Former President of Energy Company Indicted for Commodities Insider Trading and Kickback Schemes
In Related Case, Commodities Trader Pleads Guilty to Insider Trading Scheme
A federal grand jury in Houston returned an indictment today charging a Texas man for an illegal kickback scheme and a commodities insider trading scheme involving natural gas futures.
According to court documents, Matthew Clark, 54, of The Woodlands, worked as a natural gas trader and as president of an energy company based in Houston. The indictment alleges that Clark conspired with others to receive kickbacks from commission fees paid by Clark’s employer to Classic Energy LLC, a brokerage firm owned and operated by Matthew Webb. In exchange for these commission fee kickbacks, Clark agreed to direct his employer’s trades to Webb’s brokerage.
According to the indictment, Clark conspired with others to misappropriate his employer’s material, nonpublic information and to engage in prohibited commodities transactions, including illegal prearranged trades, in natural gas futures contracts for his own, and his co-conspirators’, personal gain. Clark and his co-conspirators caused prices to be reported, recorded and registered on designated commodities markets that were not true, bona fide prices. The profits from these fraudulent trades were split among Clark and his co-conspirators.
Clark is charged with one count of conspiracy to commit honest services wire fraud, three counts of honest services wire fraud, one count of conspiracy to violate various provisions of the Commodity Exchange Act, two counts of prohibited commodities transactions and two counts of insider trading. The defendant will make his initial court appearance before a U.S. Magistrate Judge in the U.S. District Court for the Southern District of Texas. If convicted, he faces a maximum total penalty of 130 years in prison for these charges. A federal district court judge will determine any sentence after considering the U.S. Sentencing Guidelines and other statutory factors.
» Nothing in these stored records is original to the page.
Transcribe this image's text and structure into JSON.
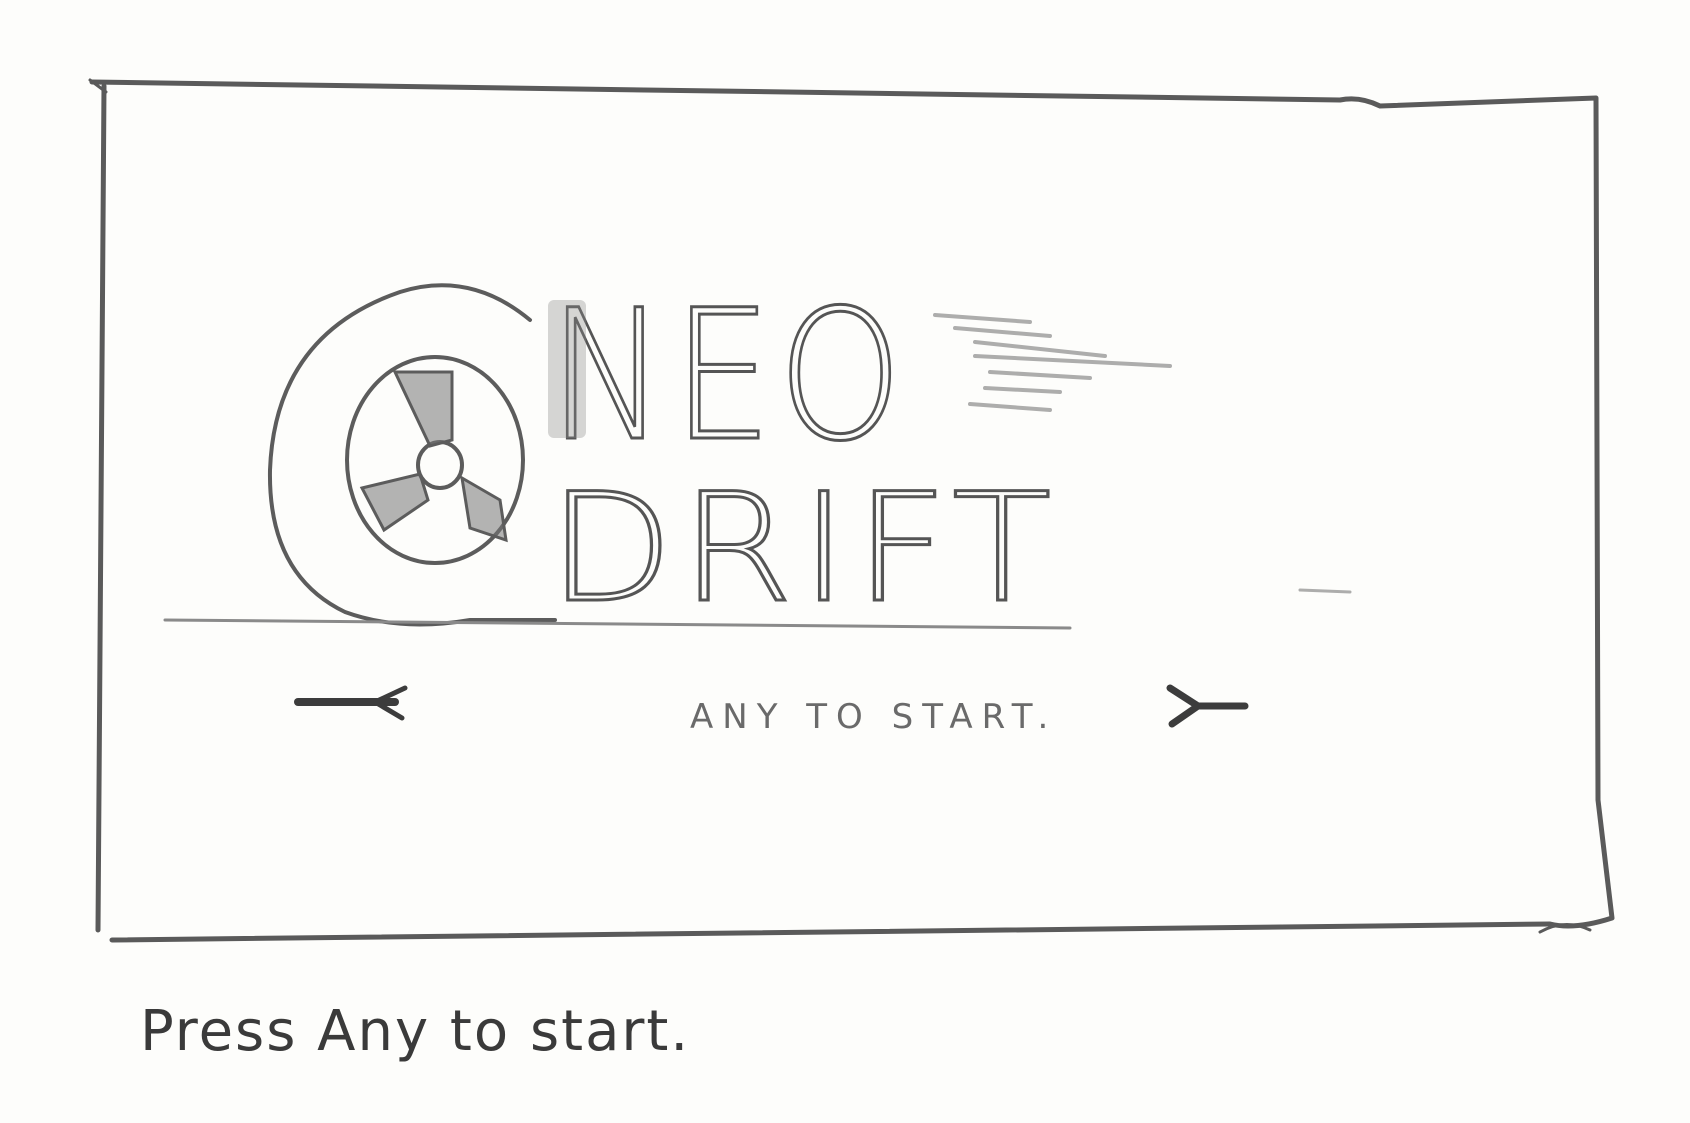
{
  "screen": {
    "title_line1": "NEO",
    "title_line2": "DRIFT",
    "prompt": "ANY TO START.",
    "logo_icon": "wheel-icon"
  },
  "caption": "Press Any to start."
}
In a related case, Peter Miller, 41, of Puerto Rico, pleaded guilty to conspiracy to commit commodities fraud today. Miller, who is alleged to be one of Clark’s co-conspirators, is scheduled to be sentenced on May 12.
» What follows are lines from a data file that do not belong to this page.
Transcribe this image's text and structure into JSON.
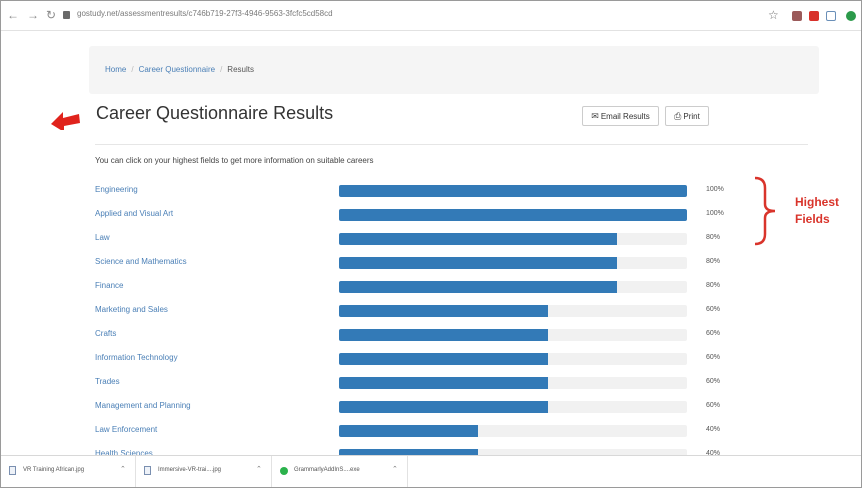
{
  "browser": {
    "url": "gostudy.net/assessmentresults/c746b719-27f3-4946-9563-3fcfc5cd58cd"
  },
  "breadcrumb": {
    "home": "Home",
    "section": "Career Questionnaire",
    "current": "Results"
  },
  "page": {
    "title": "Career Questionnaire Results",
    "email_label": "Email Results",
    "print_label": "Print",
    "intro": "You can click on your highest fields to get more information on suitable careers"
  },
  "results": [
    {
      "field": "Engineering",
      "percent_label": "100%",
      "value": 100
    },
    {
      "field": "Applied and Visual Art",
      "percent_label": "100%",
      "value": 100
    },
    {
      "field": "Law",
      "percent_label": "80%",
      "value": 80
    },
    {
      "field": "Science and Mathematics",
      "percent_label": "80%",
      "value": 80
    },
    {
      "field": "Finance",
      "percent_label": "80%",
      "value": 80
    },
    {
      "field": "Marketing and Sales",
      "percent_label": "60%",
      "value": 60
    },
    {
      "field": "Crafts",
      "percent_label": "60%",
      "value": 60
    },
    {
      "field": "Information Technology",
      "percent_label": "60%",
      "value": 60
    },
    {
      "field": "Trades",
      "percent_label": "60%",
      "value": 60
    },
    {
      "field": "Management and Planning",
      "percent_label": "60%",
      "value": 60
    },
    {
      "field": "Law Enforcement",
      "percent_label": "40%",
      "value": 40
    },
    {
      "field": "Health Sciences",
      "percent_label": "40%",
      "value": 40
    }
  ],
  "annotation": {
    "text": "Highest\nFields"
  },
  "downloads": [
    {
      "name": "VR Training African.jpg",
      "icon": "image-file-icon"
    },
    {
      "name": "Immersive-VR-trai....jpg",
      "icon": "image-file-icon"
    },
    {
      "name": "GrammarlyAddInS....exe",
      "icon": "grammarly-icon"
    }
  ],
  "colors": {
    "bar": "#337ab7",
    "link": "#4a7fb6",
    "annotation": "#d9342b"
  }
}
In four other related cases, Marcus Schultz, 41, of Houston; John Ed James, 51, of Katy, Texas; Webb, 51, of Tiki Island, Texas; and Lee Tippett, 62, of Jacksonville, Florida, pleaded guilty on July 20, 2020, Feb. 1, 2021, June 15, 2021, and Aug. 17, 2021, respectively. Schultz pleaded guilty to a one-count information charging him with conspiracy to commit wire fraud and to violate various provisions of the Commodity Exchange Act. James pleaded guilty to a one-count information charging him with conspiracy to commit commodities fraud and wire fraud. Webb pleaded guilty to a one-count information charging him with conspiracy to commit commodities fraud and wire fraud and to violate various provisions of the Commodity Exchange Act. Tippett pleaded guilty to a one-count information charging him with conspiracy to commit commodities fraud and honest services wire fraud.
Assistant Attorney General Kenneth A. Polite Jr. of the Justice Department’s Criminal Division; U.S. Attorney Jennifer Lowery for the Southern District of Texas; Assistant Director Luis Quesada of the FBI’s Criminal Investigative Division; Acting Special Agent in Charge Richard A. Collodi of the FBI’s Houston Field Office; and Special Agent in Charge Ramsey E. Covington of the IRS-Criminal Investigation’s Houston Field Office made the announcement.
The FBI’s Houston Field Office and IRS-Criminal Investigation’s Houston Field Office are investigating the case.
Assistant Chief Leslie S. Garthwaite and Trial Attorney Della Sentilles of the Criminal Division’s Fraud Section, and Deputy Chief Suzanne Elmilady and Assistant U.S. Attorney Zahra Fenelon of the U.S. Attorney’s Office for the Southern District of Texas are prosecuting the case.
An indictment is merely an allegation, and all defendants are presumed innocent until proven guilty beyond a reasonable doubt in a court of law.